REQUIRED ACTION
Of the lines below, report only those that contain "size".

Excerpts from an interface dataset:
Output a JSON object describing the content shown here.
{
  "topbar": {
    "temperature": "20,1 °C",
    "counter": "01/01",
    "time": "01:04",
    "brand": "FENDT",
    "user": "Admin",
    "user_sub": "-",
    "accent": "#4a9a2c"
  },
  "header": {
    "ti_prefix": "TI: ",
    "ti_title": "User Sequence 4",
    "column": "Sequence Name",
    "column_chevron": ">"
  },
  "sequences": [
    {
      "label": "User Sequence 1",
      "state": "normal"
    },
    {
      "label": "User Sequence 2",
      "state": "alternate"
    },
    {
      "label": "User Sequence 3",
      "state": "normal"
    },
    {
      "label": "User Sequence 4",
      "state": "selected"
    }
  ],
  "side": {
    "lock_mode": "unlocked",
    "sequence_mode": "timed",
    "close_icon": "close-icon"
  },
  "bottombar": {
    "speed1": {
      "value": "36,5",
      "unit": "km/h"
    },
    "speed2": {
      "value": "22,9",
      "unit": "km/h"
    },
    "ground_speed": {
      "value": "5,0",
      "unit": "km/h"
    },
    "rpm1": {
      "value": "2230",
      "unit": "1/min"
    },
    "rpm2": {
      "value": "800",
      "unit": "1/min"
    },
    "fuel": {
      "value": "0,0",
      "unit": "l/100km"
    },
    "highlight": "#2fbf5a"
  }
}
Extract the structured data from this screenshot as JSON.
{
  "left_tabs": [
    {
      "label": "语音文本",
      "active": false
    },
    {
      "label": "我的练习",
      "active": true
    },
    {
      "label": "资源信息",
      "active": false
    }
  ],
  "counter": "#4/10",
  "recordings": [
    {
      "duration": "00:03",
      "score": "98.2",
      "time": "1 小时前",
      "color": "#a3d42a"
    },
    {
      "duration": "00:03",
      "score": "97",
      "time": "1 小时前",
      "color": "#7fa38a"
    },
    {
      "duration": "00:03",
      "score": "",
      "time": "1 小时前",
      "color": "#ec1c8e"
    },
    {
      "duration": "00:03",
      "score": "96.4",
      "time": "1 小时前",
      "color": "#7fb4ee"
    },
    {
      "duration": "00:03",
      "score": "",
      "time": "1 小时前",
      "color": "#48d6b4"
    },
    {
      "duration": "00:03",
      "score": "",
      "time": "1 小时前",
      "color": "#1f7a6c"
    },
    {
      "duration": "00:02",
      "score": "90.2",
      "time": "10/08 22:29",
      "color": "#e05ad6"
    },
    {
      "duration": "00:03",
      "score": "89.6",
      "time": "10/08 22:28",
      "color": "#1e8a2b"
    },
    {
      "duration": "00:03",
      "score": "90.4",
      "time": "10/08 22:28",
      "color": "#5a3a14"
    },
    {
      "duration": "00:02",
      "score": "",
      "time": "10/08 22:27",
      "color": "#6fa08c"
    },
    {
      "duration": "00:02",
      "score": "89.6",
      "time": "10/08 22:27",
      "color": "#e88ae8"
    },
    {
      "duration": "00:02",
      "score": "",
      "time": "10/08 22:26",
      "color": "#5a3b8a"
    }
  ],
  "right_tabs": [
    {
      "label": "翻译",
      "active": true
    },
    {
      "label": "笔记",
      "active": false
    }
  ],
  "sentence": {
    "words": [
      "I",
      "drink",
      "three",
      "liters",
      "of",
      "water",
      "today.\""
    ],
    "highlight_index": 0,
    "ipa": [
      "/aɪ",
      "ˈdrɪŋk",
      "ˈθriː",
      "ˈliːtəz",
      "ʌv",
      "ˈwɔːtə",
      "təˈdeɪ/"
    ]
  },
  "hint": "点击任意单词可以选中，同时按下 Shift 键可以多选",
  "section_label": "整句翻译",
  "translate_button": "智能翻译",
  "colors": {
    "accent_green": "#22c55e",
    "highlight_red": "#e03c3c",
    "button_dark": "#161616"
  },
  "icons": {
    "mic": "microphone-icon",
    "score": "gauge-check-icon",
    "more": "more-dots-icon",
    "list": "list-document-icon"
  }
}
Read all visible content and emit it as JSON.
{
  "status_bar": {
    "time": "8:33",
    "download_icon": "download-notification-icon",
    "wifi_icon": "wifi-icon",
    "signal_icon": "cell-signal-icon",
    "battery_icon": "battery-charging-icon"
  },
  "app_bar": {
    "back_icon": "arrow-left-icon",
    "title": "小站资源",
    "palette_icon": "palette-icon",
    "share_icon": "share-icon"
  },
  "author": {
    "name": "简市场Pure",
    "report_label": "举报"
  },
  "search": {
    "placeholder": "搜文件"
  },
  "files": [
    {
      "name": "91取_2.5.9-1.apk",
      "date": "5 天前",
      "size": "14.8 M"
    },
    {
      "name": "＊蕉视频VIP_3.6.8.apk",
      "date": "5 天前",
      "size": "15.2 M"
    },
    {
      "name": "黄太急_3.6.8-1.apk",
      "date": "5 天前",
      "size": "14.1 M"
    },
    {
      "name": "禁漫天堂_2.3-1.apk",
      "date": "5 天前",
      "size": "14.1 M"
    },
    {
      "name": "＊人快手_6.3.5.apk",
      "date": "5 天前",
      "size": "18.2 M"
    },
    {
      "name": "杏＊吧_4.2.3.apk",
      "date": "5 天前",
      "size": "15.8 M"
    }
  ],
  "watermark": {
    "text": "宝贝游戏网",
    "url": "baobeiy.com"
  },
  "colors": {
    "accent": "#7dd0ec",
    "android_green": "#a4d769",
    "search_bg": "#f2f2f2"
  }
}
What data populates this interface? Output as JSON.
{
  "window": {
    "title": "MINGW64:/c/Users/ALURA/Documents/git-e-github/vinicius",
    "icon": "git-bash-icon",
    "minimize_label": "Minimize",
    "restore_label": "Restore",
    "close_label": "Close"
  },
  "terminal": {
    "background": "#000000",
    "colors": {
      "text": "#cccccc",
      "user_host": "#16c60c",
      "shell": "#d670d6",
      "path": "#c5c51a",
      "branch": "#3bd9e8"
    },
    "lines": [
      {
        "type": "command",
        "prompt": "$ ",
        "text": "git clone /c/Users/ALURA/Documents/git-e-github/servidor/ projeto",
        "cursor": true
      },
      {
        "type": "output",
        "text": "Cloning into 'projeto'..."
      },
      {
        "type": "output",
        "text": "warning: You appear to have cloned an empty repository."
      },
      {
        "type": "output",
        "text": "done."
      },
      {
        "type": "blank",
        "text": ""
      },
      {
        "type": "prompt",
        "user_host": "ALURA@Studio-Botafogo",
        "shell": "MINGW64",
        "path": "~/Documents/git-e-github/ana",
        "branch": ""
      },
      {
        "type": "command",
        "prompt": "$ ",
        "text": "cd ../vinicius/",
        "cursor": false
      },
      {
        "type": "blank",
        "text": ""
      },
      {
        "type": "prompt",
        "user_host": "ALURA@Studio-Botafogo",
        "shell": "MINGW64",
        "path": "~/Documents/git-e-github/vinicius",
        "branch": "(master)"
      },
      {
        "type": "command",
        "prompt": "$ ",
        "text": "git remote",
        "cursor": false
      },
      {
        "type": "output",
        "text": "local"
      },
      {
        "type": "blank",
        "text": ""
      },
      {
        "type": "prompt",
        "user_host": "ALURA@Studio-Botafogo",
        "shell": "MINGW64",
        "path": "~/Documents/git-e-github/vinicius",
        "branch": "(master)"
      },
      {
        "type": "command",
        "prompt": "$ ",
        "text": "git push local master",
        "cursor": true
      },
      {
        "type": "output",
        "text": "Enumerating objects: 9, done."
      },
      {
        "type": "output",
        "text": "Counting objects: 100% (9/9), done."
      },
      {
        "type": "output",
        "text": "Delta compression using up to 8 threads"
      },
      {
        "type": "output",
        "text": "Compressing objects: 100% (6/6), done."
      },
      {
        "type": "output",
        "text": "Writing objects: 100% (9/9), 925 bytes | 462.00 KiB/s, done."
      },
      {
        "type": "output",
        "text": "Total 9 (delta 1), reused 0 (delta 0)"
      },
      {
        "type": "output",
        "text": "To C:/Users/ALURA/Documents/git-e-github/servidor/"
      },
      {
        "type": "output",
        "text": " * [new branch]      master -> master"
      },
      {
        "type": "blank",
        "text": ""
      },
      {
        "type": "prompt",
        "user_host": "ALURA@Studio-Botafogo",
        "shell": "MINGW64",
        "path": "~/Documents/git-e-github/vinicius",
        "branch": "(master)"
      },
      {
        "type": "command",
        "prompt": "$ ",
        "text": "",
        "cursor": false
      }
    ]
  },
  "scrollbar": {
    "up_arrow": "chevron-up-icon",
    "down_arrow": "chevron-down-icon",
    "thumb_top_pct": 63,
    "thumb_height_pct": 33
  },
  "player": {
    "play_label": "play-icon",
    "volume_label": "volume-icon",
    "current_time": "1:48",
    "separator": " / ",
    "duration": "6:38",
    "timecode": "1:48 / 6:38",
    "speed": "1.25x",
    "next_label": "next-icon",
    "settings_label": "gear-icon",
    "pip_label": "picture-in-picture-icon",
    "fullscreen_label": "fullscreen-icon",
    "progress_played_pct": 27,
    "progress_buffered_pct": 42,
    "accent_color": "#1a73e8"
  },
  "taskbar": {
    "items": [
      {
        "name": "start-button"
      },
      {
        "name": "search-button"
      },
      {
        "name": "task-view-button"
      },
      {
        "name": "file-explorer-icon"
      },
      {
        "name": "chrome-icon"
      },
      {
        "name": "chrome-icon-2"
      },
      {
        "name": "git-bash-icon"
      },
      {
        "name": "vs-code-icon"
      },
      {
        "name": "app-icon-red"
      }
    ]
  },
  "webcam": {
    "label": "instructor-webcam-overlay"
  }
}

SOLUTION FOR THIS TASK
      "size": "14.8 M"
      "size": "15.2 M"
      "size": "14.1 M"
      "size": "14.1 M"
      "size": "18.2 M"
      "size": "15.8 M"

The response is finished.